The fan and police violence during the Arema FC vs Persebaya Surabaya encounter in Malang, Indonesia, on Saturday left at least 125 people dead, most of them trampled upon or suffocated. The violence broke out at Kanjuruhan Stadium when Arema FC lost 2-3 and some of the 42,000 home fans, known as ‘Aremania’, threw bottles and other objects at players and officials. (More Football News)
Witnesses described officers beating supporters with sticks and shields before shooting tear gas canisters directly into the crowds. That triggered panic and a stampede. It was among the deadliest disasters ever at a sporting event.
There is something about football that inflames passions. On the one hand, it lends the sport its magic. On the other, though, a football stadium is often a ticking time bomb, given the sheer number of people present and their heightened emotions.
Let’s take a look at some of the worst football disasters in history.
Heysel Stadium Disaster (May 1985)
Thirty-nine fans lost their lives and 600 were injured during the Juventus vs Liverpool Champions League final in 1985 at Heysel Stadium in Brussels. The incident happened before the start of the match when Juventus fans, trying to escape a breach from Liverpool supporters, were pressed against a collapsing wall. The game was played later on, with Juventus winning 1-0.
Accra Stadium Violence (May 2001)
Approximately 126 people died in a stampede during a Hearts of Oak vs Asante Kotoko football match at the Accra sports stadium in 2001 in May. Trouble began towards the end of the match. Seeing their team trailing 1-2, Asante Kotoko supporters started breaking chairs and throwing them on to the pitch. Police started firing tear gas, prompting the crowd to rush for exits in the 50,000-capacity stadium, resulting in over a hundred deaths and innumerable injuries.

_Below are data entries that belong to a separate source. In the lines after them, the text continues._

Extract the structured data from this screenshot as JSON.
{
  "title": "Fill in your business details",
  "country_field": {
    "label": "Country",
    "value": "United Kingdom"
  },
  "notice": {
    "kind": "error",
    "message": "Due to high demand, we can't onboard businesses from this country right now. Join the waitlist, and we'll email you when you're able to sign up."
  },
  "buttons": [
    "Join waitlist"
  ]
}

Guatemala-Costa Rica Stampede (October 1996)
The World Cup qualifying match between Guatemala and Costa Rica in October 1996 will be remembered as a dark hour as at least 82 people died and 147 got injured in a stampede. According to reports, the stadium in Guatemala City, having a capacity of 45,000, was overloaded with fans. It was also reported that angry supporters kicked down an entrance door in the south stands, resulting in those at the front tumbling down. Guards opened security gates that led to the playing arena but could not stop the stampede.
Dasharath Stadium Disaster (March 1988)

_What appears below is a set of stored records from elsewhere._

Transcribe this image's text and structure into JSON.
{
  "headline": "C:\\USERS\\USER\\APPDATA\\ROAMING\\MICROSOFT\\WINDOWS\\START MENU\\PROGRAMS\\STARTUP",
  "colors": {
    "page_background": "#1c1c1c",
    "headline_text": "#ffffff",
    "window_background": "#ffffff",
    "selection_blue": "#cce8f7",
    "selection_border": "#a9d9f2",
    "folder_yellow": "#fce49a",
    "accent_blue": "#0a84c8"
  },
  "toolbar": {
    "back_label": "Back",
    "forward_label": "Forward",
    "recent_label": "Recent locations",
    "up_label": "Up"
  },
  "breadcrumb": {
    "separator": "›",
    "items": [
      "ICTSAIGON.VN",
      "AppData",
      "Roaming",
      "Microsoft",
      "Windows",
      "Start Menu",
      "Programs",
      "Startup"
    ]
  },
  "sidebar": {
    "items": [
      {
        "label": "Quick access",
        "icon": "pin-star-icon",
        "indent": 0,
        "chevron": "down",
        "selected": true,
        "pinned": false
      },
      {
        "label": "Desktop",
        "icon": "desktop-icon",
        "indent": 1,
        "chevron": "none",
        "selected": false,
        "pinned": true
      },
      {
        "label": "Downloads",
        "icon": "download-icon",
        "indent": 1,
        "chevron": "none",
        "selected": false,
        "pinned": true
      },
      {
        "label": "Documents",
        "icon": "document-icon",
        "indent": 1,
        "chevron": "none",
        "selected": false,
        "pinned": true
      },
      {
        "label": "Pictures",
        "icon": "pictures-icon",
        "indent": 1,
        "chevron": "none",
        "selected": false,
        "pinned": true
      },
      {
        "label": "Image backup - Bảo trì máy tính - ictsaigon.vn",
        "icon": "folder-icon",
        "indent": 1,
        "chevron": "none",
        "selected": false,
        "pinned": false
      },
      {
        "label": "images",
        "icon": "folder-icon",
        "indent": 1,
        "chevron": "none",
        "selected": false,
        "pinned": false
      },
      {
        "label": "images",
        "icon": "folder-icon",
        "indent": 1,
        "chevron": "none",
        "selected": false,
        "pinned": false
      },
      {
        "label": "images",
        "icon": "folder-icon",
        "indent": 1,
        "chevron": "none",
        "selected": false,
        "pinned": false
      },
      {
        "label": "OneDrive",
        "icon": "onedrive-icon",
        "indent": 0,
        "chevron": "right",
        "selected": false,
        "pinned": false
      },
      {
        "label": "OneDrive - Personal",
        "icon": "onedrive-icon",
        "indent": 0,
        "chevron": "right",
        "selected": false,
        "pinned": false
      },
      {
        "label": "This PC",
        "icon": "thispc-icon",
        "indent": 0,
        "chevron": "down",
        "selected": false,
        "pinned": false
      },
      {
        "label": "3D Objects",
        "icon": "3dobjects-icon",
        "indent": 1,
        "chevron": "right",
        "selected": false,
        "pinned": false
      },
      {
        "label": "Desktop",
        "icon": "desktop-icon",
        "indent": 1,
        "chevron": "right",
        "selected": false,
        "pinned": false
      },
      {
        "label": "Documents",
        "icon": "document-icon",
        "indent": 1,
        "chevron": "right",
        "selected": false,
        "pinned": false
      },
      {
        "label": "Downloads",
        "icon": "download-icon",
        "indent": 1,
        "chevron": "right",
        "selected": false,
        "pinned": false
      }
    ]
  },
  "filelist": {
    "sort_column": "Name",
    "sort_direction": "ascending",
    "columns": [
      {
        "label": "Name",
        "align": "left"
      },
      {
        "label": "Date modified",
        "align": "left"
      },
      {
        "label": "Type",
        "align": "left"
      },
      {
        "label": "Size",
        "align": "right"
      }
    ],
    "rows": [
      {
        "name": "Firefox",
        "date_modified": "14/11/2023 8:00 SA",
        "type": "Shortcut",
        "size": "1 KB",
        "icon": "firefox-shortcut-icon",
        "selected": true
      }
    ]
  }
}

Ninety-three people were killed and 100 more were injured during a 1988 Tribhuvan Challenge Shield football match between Janakpur Cigarette Factory and Bangladeshi side Liberation Army at the Dasharath Stadium in Kathmandu. The incident occurred when fans tried to flee from a hailstorm inside the stadium – the worst football disaster in Nepal. Since the stadium doors were locked, the crowd could not flee, resulting in the large number of fatalities.
Hillsborough Disaster (April 1989)
At least 97 people died while more than 700 were injured in the Hillsborough disaster in April 1989 during the FA Cup semifinal between Liverpool and Nottingham Forest. 10-year-old Jon-Paul Gilhooley, a cousin of former Liverpool and England great Steven Gerrard, was the youngest to lose his life. The tragedy was attributed mainly due to overcrowding.
Ellis Park Stadium Disaster (April 2001)
Forty-three people lost their lives during the Ellis Park Stadium disaster during a local Soweto derby between Kaizer Chiefs and Orlando Pirates in 2001. According to reports, around 30,000 fans tried to force entry into the sold-out 60,000-capacity Ellis Park Stadium, reportedly after an Orlando Pirates equaliser. That led to chaos and destruction.
Bradford Stadium Fire (May 1985)
Fifty-six people were killed and more than 250 injured when a fire broke out during a third division football match between Bradford City and Lincoln City in Britain in May 1985. Just before halftime, the first signs of a fire were noticed on block G by a television commentator. Within minutes, it engulfed the whole stand due to windy conditions. Many burnt to death while trying to escape, since the exit doors were closed.